These protests resonate more given the already well-known bureaucratic difficulties of conducting “in person” protests in recent years. In Russia, mass protests need prior authorization from the Police — without that, citizens must protest alone, which has made “lone pickets” a classic of Russian political demonstrations in recent years. Under those conditions, online protest is an attractive alternative, particularly when there has been so much protest against it lately. Within a year, Russia has seen massive protests against the exclusion of independent opposition candidates in local elections and more recently against proposed constitutional changes that will allow President Vladimir Putin more terms in office. The movement No! has declared an online protest against those modifications, to be held on April 28.
There are no legal obstacles to current “online demonstrations”. But it may be too soon to show off.
Although Russian social media users are increasingly at the mercy of the authorities for their strong online oppositional statements, at first the comments on the Yandex.Navigator app had no restraint whatsoever. The truth is that the platform is not the most obvious for political disagreement. However, a Yandex spokesperson told the Vedomosti newspaper that “all messages that do not refer to the situation on the streets or that contain profanity are always removed,” adding that most of those messages could interfere with the load on the application and, therefore, with navigation.
In the end, Yandex began to “disperse” the online protests by removing the comments. Oleg Stepanov, coordinator of the offices of prominent opponent Alexey Navalny, suggests writing more, with renewed vigor:
Прямо сейчас Яндекс разгоняет «несогласованный митинг» против Путина на Красной площади!
Москвичи оставляют сотни комментариев, но администраторы их мгновенно удаляют. Попробуйте сами https://t.co/RCrZAqosdp pic.twitter.com/yYmpvYzqMH
– Олег Степанов (@olsnov) April 20, 2020
Right now, Yandex is dispersing an “unauthorized protest” against Putin in Red Square!
Muscovites are leaving hundreds of comments, but administrators are deleting them in crowds. Test (for you to see).
Yandex, like other digital giants in Russia, has grown stronger government influence in recent months. It is required to retain the data of Russian users in Russian jurisdiction and transfer this data to the security services on request. Sarkis Darbinyan of Roskomsvoboda, an NGO that monitors online freedoms in Russia, noted in comments to Kod Durova that while Russian protesters may have been particularly resourceful in finding another platform for disagreement, it did not necessarily make them more secure:
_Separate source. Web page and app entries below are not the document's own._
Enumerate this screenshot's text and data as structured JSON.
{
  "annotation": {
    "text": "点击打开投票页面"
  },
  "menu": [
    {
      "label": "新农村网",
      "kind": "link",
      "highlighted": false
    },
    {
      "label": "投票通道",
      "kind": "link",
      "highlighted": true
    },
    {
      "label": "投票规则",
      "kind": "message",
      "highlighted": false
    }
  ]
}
Конечно, лавочку эту могут быстро прикрыть. Всем понятно, что Яндекс уже давно на короткой ноге и если будут соотвествующие указания из АП, то Яндекс либо просто выключит “Разговорчики” либо начнёт ручками своих модераторов всё чистить. При этом не забывайте, что информация о пользователях, кричащих про некого Хутина, что он Пуй, может быть передана в правоохранительные органы для принятия процессуального решения о возбуждении уголовного либо административного дела.
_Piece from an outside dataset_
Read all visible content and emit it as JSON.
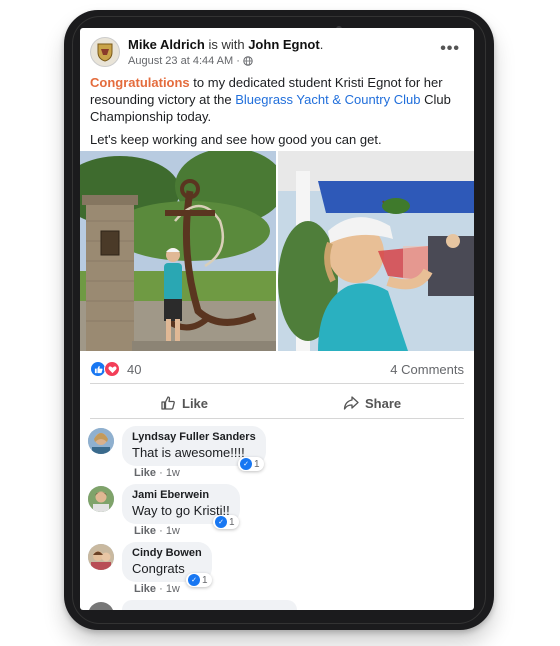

Of course, they can easily stop this. Everyone understands that Yandex is on good terms with the presidential administration, and if it issues merciless orders, then Yandex will simply turn off those “little conversations” or start cleaning them manually with the help of its moderators. In addition, they do not forget any information about users who shout about a certain “Cutin” that is a “both” that can be turned over to the authorities, who can then assess whether they initiate a criminal or administrative proceeding against them.
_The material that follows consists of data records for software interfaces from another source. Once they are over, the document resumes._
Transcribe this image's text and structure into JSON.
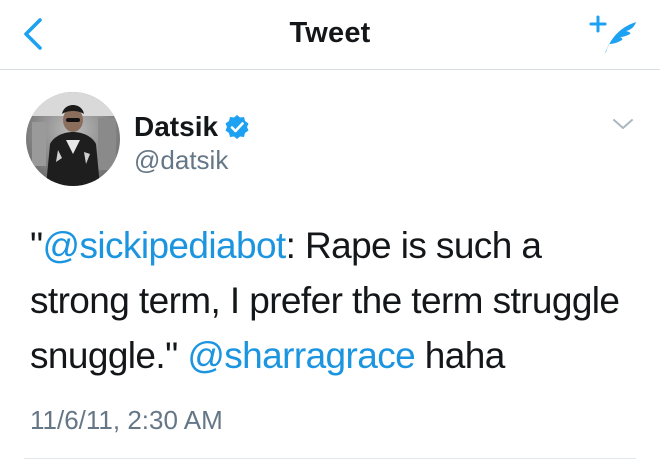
{
  "header": {
    "title": "Tweet",
    "back_icon": "chevron-left-icon",
    "compose_icon": "compose-tweet-icon"
  },
  "tweet": {
    "author": {
      "display_name": "Datsik",
      "handle": "@datsik",
      "verified_icon": "verified-badge-icon"
    },
    "text_parts": {
      "quote_open": "\"",
      "mention_1": "@sickipediabot",
      "body": ": Rape is such a strong term,  I prefer the term struggle snuggle.\" ",
      "mention_2": "@sharragrace",
      "tail": " haha"
    },
    "timestamp": "11/6/11, 2:30 AM"
  },
  "colors": {
    "accent": "#1b95e0",
    "secondary_text": "#657786",
    "primary_text": "#14171a",
    "divider": "#e1e8ed"
  }
}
With this background for this colorful story, it is important to remember that some Russian citizens are violating the self-isolation regime and are really protesting. On April 20, hundreds of residents of Vladikavkaz, capital of the Republic of North Ossetia, took to the streets to call for the resignation of the governor of the impoverished region of the North Caucasus. They argue that they cannot afford self-isolation, and ask for financial compensation. That is not a virtual protest – and most worrying is that some prominent protesters have conspiracy theories about the pandemic, and believe that the virus does not pose threats to their health.